Facebook's Creepy New 'Nearby Friends' Feature Is Exactly What It Sounds Like

Facebook announced a creepy new feature Thursday called Nearby Friends, which will let you track your friends in real time. The good news is that users have to opt into the new feature, meaning that if you don't want to use it, you don't have to. Nearby Friends will let you know, basically, when friends are nearby. In a news release announcing the rollout of the feature, Facebook emphasizes that it's optional, probably because pretty much every app update Facebook releases is labeled creepy.

But this one reminds us a lot of Apple's much-ridiculed "Find My Friends" app. Newsflash, social media gurus: Unless we're actively checking in on Foursquare, we don't want all our Facebook friends to know where we are at all times.

Apple's app was reportedly responsible for breaking up a marriage, though it's worth noting that Facebook has been accused of being a homewrecker for years, creepy tracking notwithstanding.

If you use lists of friends to manage your privacy on Facebook, those may come in handy here. If you opt into the new feature, you can pick who can see where you are, and limit that to a specific friend group if you want. Facebook also promises that you can turn it off whenever you want.

Because you don't want your friends showing up at the bar and being all like:

On the bright side, Nearby Friends could be a good way to track people down in a crowded place. Ever spent a half hour looking for your friend at a meet-up spot, but you can't find her because she's directionally-challenged? (Spoiler alert: I am that friend.) Those days are over, and your stalking days are just beginning. In the news release, Facebook explains it like this:

When you share your precise location, the friend you choose will see exactly where you are on a map, which helps you find each other. Then you can meet up and spend time together.

Sounds creepy, but maybe useful in certain scenarios. Maaaaybe.
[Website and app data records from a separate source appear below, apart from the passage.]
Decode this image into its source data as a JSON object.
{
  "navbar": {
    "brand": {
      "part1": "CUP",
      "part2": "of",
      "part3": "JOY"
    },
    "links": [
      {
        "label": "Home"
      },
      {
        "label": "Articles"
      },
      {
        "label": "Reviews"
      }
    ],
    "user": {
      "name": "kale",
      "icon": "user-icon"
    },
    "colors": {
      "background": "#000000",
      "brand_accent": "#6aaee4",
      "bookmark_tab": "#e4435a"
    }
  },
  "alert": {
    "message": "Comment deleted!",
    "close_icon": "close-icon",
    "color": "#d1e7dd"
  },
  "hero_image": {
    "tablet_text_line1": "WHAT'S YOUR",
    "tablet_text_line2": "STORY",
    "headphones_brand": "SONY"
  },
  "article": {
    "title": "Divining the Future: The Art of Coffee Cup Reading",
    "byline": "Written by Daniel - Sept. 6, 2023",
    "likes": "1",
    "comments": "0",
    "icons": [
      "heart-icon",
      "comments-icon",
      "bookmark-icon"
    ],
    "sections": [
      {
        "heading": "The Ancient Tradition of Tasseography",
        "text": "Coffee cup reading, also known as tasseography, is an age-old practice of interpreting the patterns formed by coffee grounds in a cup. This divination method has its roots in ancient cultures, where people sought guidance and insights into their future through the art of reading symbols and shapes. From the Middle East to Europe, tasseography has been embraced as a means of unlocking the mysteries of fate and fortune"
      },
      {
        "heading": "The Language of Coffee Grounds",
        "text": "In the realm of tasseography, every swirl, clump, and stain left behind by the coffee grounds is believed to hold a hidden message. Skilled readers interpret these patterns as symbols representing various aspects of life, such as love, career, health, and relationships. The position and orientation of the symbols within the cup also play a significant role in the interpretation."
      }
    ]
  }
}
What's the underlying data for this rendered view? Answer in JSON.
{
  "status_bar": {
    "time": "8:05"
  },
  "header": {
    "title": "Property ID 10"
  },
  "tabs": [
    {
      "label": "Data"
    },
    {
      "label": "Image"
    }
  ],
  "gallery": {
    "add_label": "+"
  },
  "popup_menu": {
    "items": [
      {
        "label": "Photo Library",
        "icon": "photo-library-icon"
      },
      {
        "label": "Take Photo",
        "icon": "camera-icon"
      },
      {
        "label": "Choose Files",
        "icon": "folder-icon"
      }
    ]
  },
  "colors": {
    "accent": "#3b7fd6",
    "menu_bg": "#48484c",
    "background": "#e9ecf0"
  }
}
Facebook also calls the new feature a great way to "make last-minute plans to meet up with a friend who happens to be in the same place you’re headed to." Which is potentially just Facebook's way of telling you to remember to turn it off when you're traveling.

Image: Facebook